Assignment:
Copy all of the records word for word.

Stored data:
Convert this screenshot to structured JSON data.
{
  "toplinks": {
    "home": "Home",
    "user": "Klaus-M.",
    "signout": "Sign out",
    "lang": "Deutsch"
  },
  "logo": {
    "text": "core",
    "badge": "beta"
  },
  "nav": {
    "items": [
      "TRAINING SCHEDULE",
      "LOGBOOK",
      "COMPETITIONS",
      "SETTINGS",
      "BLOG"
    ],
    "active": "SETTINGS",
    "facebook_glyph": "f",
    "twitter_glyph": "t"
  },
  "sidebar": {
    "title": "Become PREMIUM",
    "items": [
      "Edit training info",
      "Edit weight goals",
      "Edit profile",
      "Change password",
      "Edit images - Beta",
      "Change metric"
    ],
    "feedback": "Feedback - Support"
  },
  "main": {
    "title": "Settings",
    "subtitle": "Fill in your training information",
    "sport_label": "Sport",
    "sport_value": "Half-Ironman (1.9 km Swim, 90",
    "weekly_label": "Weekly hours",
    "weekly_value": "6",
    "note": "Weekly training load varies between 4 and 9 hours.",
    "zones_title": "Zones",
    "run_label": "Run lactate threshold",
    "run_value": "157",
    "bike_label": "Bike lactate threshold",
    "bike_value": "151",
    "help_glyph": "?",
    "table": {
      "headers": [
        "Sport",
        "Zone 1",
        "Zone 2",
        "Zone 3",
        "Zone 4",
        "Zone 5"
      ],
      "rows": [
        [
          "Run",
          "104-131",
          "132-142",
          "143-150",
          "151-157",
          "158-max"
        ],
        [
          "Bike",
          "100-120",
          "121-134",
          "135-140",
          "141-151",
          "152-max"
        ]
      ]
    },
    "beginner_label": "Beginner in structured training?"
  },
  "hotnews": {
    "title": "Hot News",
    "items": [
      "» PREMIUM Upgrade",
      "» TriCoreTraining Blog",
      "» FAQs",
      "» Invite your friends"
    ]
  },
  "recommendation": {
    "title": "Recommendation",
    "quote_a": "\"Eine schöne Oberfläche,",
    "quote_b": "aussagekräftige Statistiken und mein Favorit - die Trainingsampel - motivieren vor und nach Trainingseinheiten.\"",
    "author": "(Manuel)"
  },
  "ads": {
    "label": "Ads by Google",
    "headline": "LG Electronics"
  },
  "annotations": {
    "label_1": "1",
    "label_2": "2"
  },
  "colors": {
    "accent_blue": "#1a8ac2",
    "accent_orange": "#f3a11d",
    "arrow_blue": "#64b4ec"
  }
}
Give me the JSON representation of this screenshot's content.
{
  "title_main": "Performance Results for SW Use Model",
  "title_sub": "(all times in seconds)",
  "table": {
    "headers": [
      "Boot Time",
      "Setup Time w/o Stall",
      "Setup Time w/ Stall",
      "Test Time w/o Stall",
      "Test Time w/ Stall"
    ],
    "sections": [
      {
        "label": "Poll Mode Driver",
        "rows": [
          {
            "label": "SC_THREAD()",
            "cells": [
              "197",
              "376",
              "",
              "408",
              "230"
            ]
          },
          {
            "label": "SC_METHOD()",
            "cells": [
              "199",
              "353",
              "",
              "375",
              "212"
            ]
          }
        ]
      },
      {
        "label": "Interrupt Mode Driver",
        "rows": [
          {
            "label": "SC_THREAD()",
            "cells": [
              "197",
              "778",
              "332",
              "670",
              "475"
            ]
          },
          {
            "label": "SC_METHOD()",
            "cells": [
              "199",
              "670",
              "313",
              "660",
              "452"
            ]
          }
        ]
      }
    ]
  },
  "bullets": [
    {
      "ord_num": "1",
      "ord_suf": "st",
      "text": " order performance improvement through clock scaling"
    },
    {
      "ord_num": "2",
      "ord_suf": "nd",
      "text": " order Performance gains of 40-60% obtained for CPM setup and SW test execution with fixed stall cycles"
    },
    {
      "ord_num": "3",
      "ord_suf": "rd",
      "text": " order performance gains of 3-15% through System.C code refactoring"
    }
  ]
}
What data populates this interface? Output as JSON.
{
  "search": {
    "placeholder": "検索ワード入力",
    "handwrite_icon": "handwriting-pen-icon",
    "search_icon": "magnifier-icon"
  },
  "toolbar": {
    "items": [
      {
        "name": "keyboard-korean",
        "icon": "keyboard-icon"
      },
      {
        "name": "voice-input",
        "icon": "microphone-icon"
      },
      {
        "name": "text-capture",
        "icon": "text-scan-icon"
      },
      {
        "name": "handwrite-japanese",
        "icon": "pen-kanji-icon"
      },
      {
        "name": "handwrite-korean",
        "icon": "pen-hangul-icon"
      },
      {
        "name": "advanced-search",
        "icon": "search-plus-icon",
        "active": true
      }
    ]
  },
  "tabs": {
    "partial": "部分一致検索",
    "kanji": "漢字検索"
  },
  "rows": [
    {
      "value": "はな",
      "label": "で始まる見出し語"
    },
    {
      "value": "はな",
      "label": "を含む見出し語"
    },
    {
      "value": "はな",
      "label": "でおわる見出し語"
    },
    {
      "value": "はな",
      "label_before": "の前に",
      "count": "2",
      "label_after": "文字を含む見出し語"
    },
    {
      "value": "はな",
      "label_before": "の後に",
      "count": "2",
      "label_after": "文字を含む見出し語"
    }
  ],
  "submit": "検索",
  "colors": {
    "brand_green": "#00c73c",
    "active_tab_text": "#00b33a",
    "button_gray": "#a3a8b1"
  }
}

Answer to this problem:
Convert this screenshot to structured JSON data.
{
  "toplinks": {
    "home": "Home",
    "user": "Klaus-M.",
    "signout": "Sign out",
    "lang": "Deutsch"
  },
  "logo": {
    "text": "core",
    "badge": "beta"
  },
  "nav": {
    "items": [
      "TRAINING SCHEDULE",
      "LOGBOOK",
      "COMPETITIONS",
      "SETTINGS",
      "BLOG"
    ],
    "active": "SETTINGS",
    "facebook_glyph": "f",
    "twitter_glyph": "t"
  },
  "sidebar": {
    "title": "Become PREMIUM",
    "items": [
      "Edit training info",
      "Edit weight goals",
      "Edit profile",
      "Change password",
      "Edit images - Beta",
      "Change metric"
    ],
    "feedback": "Feedback - Support"
  },
  "main": {
    "title": "Settings",
    "subtitle": "Fill in your training information",
    "sport_label": "Sport",
    "sport_value": "Half-Ironman (1.9 km Swim, 90",
    "weekly_label": "Weekly hours",
    "weekly_value": "6",
    "note": "Weekly training load varies between 4 and 9 hours.",
    "zones_title": "Zones",
    "run_label": "Run lactate threshold",
    "run_value": "157",
    "bike_label": "Bike lactate threshold",
    "bike_value": "151",
    "help_glyph": "?",
    "table": {
      "headers": [
        "Sport",
        "Zone 1",
        "Zone 2",
        "Zone 3",
        "Zone 4",
        "Zone 5"
      ],
      "rows": [
        [
          "Run",
          "104-131",
          "132-142",
          "143-150",
          "151-157",
          "158-max"
        ],
        [
          "Bike",
          "100-120",
          "121-134",
          "135-140",
          "141-151",
          "152-max"
        ]
      ]
    },
    "beginner_label": "Beginner in structured training?"
  },
  "hotnews": {
    "title": "Hot News",
    "items": [
      "» PREMIUM Upgrade",
      "» TriCoreTraining Blog",
      "» FAQs",
      "» Invite your friends"
    ]
  },
  "recommendation": {
    "title": "Recommendation",
    "quote_a": "\"Eine schöne Oberfläche,",
    "quote_b": "aussagekräftige Statistiken und mein Favorit - die Trainingsampel - motivieren vor und nach Trainingseinheiten.\"",
    "author": "(Manuel)"
  },
  "ads": {
    "label": "Ads by Google",
    "headline": "LG Electronics"
  },
  "annotations": {
    "label_1": "1",
    "label_2": "2"
  },
  "colors": {
    "accent_blue": "#1a8ac2",
    "accent_orange": "#f3a11d",
    "arrow_blue": "#64b4ec"
  }
}
Give me the JSON representation of this screenshot's content.
{
  "title_main": "Performance Results for SW Use Model",
  "title_sub": "(all times in seconds)",
  "table": {
    "headers": [
      "Boot Time",
      "Setup Time w/o Stall",
      "Setup Time w/ Stall",
      "Test Time w/o Stall",
      "Test Time w/ Stall"
    ],
    "sections": [
      {
        "label": "Poll Mode Driver",
        "rows": [
          {
            "label": "SC_THREAD()",
            "cells": [
              "197",
              "376",
              "",
              "408",
              "230"
            ]
          },
          {
            "label": "SC_METHOD()",
            "cells": [
              "199",
              "353",
              "",
              "375",
              "212"
            ]
          }
        ]
      },
      {
        "label": "Interrupt Mode Driver",
        "rows": [
          {
            "label": "SC_THREAD()",
            "cells": [
              "197",
              "778",
              "332",
              "670",
              "475"
            ]
          },
          {
            "label": "SC_METHOD()",
            "cells": [
              "199",
              "670",
              "313",
              "660",
              "452"
            ]
          }
        ]
      }
    ]
  },
  "bullets": [
    {
      "ord_num": "1",
      "ord_suf": "st",
      "text": " order performance improvement through clock scaling"
    },
    {
      "ord_num": "2",
      "ord_suf": "nd",
      "text": " order Performance gains of 40-60% obtained for CPM setup and SW test execution with fixed stall cycles"
    },
    {
      "ord_num": "3",
      "ord_suf": "rd",
      "text": " order performance gains of 3-15% through System.C code refactoring"
    }
  ]
}
What data populates this interface? Output as JSON.
{
  "search": {
    "placeholder": "検索ワード入力",
    "handwrite_icon": "handwriting-pen-icon",
    "search_icon": "magnifier-icon"
  },
  "toolbar": {
    "items": [
      {
        "name": "keyboard-korean",
        "icon": "keyboard-icon"
      },
      {
        "name": "voice-input",
        "icon": "microphone-icon"
      },
      {
        "name": "text-capture",
        "icon": "text-scan-icon"
      },
      {
        "name": "handwrite-japanese",
        "icon": "pen-kanji-icon"
      },
      {
        "name": "handwrite-korean",
        "icon": "pen-hangul-icon"
      },
      {
        "name": "advanced-search",
        "icon": "search-plus-icon",
        "active": true
      }
    ]
  },
  "tabs": {
    "partial": "部分一致検索",
    "kanji": "漢字検索"
  },
  "rows": [
    {
      "value": "はな",
      "label": "で始まる見出し語"
    },
    {
      "value": "はな",
      "label": "を含む見出し語"
    },
    {
      "value": "はな",
      "label": "でおわる見出し語"
    },
    {
      "value": "はな",
      "label_before": "の前に",
      "count": "2",
      "label_after": "文字を含む見出し語"
    },
    {
      "value": "はな",
      "label_before": "の後に",
      "count": "2",
      "label_after": "文字を含む見出し語"
    }
  ],
  "submit": "検索",
  "colors": {
    "brand_green": "#00c73c",
    "active_tab_text": "#00b33a",
    "button_gray": "#a3a8b1"
  }
}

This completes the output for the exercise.